*Problem to solve*. Look through the entries below and count the lines with "Family" in them; the reply is the number alone.

Component data from apps and pages:
════════════════════
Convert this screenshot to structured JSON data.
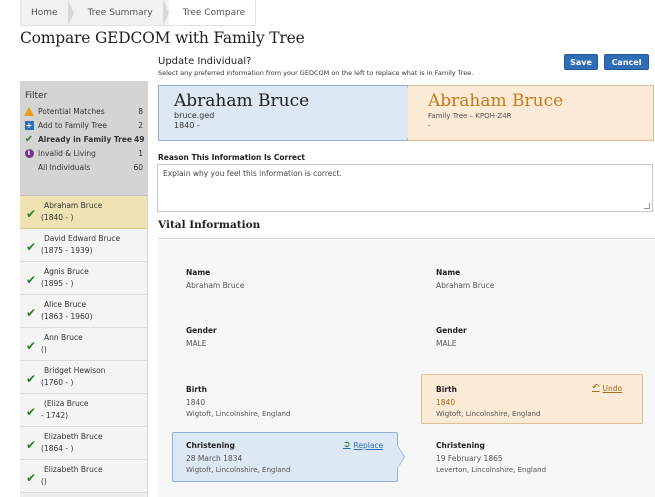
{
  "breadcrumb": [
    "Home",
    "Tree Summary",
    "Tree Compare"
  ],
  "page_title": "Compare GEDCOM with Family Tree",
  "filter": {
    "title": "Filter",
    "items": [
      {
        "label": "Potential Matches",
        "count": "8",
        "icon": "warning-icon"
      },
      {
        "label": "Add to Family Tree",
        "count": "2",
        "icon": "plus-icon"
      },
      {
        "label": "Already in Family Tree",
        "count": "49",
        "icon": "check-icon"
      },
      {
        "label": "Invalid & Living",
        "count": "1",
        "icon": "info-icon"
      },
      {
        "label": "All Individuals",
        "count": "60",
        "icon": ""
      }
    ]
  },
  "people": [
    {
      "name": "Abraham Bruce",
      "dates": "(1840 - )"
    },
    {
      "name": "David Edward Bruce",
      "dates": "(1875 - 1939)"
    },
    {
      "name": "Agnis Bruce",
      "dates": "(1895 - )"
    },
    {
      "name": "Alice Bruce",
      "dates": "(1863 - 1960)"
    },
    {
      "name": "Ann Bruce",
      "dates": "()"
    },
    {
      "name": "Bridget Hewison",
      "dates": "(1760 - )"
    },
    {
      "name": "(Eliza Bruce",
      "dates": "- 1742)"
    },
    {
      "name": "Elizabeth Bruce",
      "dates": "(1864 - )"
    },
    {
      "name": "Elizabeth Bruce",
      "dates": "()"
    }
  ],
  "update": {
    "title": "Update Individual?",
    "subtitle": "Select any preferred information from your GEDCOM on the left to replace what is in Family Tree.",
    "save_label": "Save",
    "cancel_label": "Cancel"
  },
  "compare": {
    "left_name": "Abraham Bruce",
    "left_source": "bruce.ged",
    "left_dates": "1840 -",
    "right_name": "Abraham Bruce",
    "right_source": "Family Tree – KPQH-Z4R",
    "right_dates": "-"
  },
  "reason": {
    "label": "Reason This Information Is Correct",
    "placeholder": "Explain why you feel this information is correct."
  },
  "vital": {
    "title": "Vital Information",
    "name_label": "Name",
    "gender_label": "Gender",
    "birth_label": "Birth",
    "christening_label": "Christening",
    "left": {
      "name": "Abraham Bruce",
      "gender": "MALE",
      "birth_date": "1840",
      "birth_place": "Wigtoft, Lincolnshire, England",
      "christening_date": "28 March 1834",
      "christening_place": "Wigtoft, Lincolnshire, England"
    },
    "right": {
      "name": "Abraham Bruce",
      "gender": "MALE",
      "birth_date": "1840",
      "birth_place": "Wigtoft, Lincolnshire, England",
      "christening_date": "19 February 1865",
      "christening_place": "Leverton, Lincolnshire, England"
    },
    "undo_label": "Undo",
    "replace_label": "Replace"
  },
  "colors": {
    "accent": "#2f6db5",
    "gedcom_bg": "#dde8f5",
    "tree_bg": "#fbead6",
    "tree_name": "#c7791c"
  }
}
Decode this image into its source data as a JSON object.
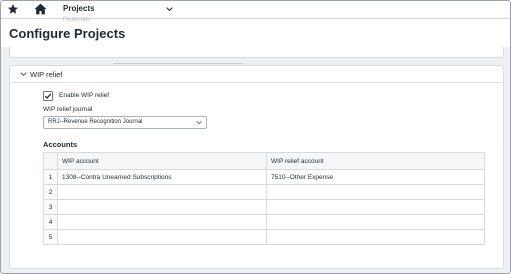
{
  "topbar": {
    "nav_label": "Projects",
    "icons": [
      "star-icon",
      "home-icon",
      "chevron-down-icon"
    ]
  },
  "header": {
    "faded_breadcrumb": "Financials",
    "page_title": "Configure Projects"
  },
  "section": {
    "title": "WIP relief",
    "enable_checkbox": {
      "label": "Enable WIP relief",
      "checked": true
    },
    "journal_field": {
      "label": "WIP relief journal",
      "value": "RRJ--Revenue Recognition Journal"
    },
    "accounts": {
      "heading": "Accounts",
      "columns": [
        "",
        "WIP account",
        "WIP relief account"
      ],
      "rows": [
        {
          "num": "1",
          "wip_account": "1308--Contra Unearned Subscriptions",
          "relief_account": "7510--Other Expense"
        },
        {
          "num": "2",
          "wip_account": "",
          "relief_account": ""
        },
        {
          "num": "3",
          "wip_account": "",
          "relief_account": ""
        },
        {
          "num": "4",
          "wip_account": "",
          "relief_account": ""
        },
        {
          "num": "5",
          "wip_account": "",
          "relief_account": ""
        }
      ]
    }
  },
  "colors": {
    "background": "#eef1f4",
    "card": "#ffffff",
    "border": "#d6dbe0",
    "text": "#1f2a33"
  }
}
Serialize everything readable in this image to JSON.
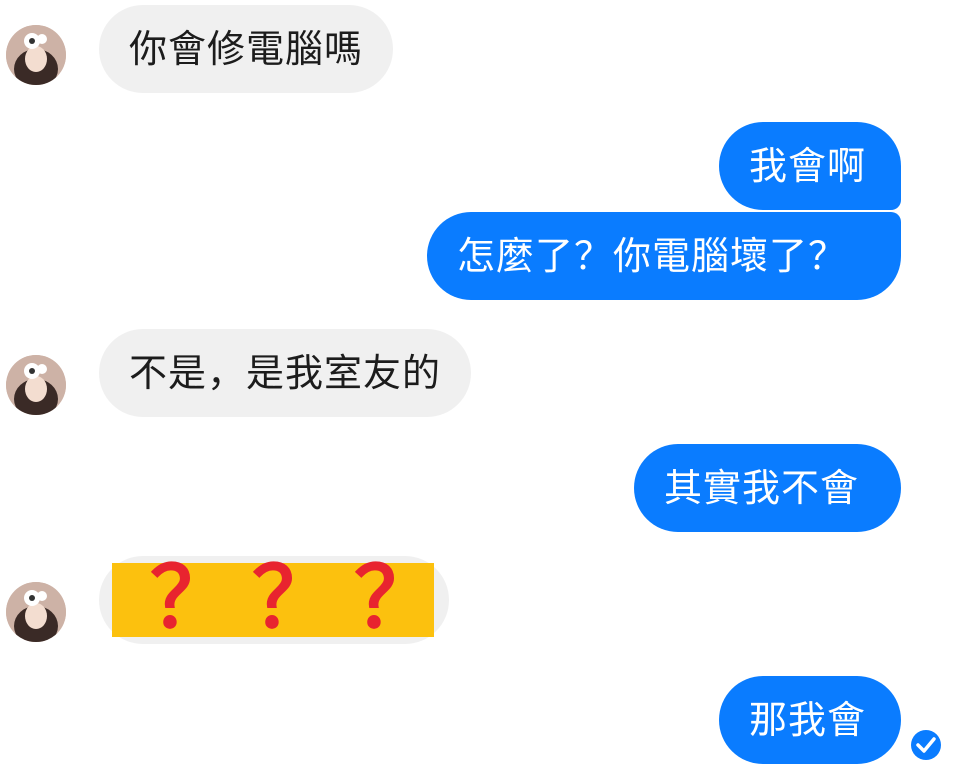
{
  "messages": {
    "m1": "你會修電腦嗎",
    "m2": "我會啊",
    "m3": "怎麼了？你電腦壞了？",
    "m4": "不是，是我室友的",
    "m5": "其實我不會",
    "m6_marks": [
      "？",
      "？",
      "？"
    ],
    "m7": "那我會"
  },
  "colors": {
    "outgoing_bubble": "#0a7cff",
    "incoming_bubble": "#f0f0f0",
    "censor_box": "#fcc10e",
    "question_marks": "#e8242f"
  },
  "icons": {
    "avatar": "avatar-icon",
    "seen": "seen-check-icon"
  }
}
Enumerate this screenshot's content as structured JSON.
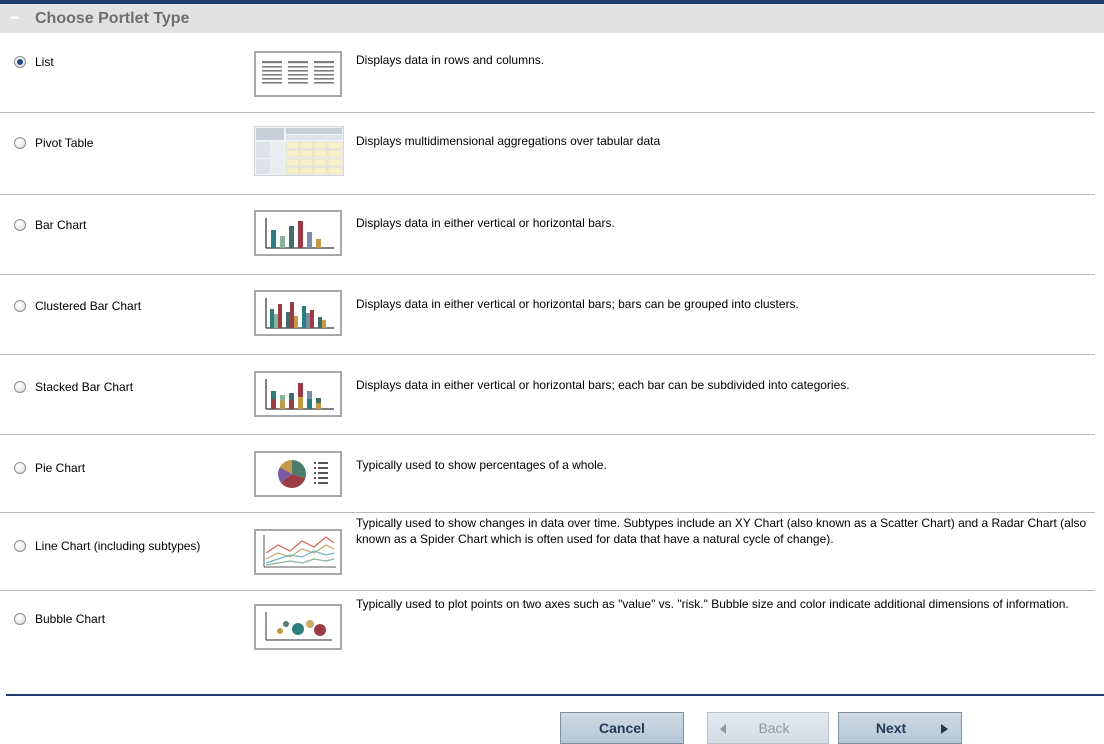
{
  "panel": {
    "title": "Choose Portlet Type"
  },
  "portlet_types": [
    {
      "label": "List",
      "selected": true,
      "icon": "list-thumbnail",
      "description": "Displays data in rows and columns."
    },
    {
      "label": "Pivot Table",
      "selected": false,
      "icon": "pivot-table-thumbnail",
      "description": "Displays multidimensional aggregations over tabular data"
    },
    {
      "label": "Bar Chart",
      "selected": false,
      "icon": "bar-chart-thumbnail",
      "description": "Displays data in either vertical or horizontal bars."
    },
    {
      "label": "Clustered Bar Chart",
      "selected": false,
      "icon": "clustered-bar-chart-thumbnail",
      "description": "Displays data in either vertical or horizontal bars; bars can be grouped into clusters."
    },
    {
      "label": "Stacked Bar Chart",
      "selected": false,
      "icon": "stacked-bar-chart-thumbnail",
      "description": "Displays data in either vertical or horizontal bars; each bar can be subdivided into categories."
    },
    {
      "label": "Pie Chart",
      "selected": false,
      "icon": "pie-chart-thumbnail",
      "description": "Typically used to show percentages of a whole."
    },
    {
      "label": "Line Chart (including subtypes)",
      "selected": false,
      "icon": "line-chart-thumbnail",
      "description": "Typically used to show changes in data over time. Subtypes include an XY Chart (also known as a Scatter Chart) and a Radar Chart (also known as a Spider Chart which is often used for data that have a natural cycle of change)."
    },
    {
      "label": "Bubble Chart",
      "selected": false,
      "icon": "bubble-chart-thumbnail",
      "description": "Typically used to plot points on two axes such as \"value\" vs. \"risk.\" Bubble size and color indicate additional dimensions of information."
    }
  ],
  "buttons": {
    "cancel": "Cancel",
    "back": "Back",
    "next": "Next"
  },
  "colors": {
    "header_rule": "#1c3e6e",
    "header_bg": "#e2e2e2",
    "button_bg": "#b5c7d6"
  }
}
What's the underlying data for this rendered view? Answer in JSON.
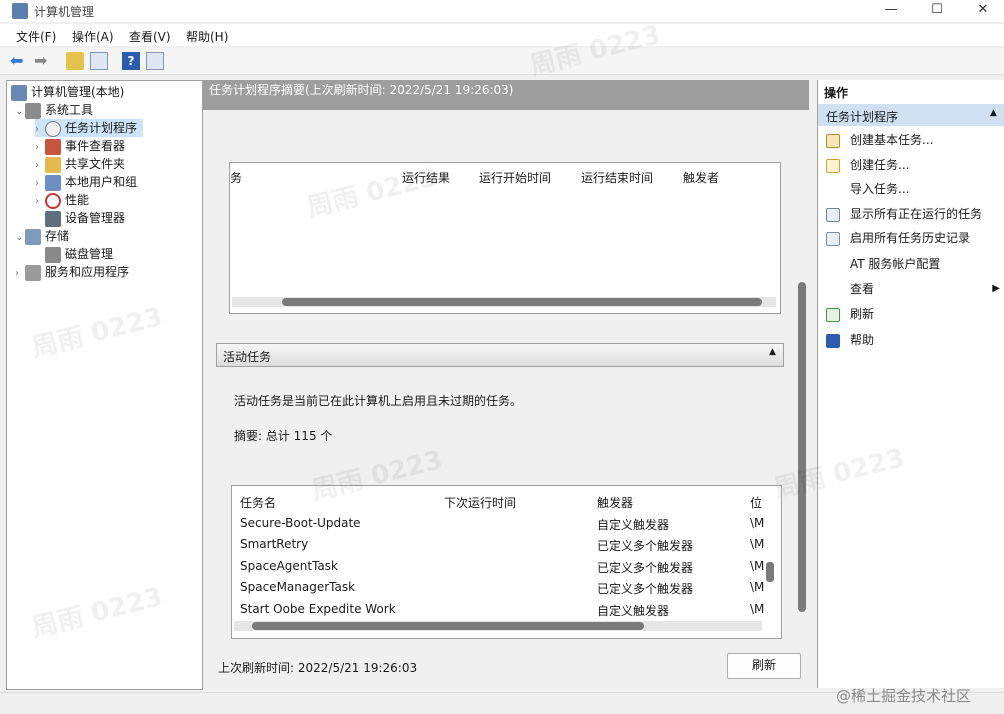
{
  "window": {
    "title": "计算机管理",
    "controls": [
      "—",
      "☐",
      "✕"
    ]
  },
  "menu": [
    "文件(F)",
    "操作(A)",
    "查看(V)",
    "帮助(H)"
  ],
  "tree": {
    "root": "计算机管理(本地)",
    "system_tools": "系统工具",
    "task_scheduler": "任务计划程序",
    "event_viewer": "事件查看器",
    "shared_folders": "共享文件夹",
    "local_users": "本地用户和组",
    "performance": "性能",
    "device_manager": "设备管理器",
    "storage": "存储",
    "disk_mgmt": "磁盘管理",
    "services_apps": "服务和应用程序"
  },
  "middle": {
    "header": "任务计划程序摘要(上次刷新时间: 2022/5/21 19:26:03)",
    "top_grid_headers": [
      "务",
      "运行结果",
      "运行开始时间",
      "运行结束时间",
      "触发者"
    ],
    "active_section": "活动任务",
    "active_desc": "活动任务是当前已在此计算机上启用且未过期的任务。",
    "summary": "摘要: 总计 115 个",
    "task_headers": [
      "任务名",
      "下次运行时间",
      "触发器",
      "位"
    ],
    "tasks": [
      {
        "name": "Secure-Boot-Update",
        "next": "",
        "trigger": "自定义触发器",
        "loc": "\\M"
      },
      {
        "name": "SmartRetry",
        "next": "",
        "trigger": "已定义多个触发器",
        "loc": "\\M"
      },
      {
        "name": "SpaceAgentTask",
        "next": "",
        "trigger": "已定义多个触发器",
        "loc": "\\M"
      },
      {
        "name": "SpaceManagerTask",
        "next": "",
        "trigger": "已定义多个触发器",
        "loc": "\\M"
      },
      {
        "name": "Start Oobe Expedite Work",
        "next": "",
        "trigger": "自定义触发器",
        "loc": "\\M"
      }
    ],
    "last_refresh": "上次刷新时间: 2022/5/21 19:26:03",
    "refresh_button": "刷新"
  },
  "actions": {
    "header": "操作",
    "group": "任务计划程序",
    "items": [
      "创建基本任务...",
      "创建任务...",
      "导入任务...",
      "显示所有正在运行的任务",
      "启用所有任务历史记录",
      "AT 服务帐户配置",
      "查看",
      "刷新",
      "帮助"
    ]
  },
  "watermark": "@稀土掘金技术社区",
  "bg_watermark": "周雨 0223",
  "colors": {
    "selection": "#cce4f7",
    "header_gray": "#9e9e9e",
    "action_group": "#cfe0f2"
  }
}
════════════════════
*Written reply*. 5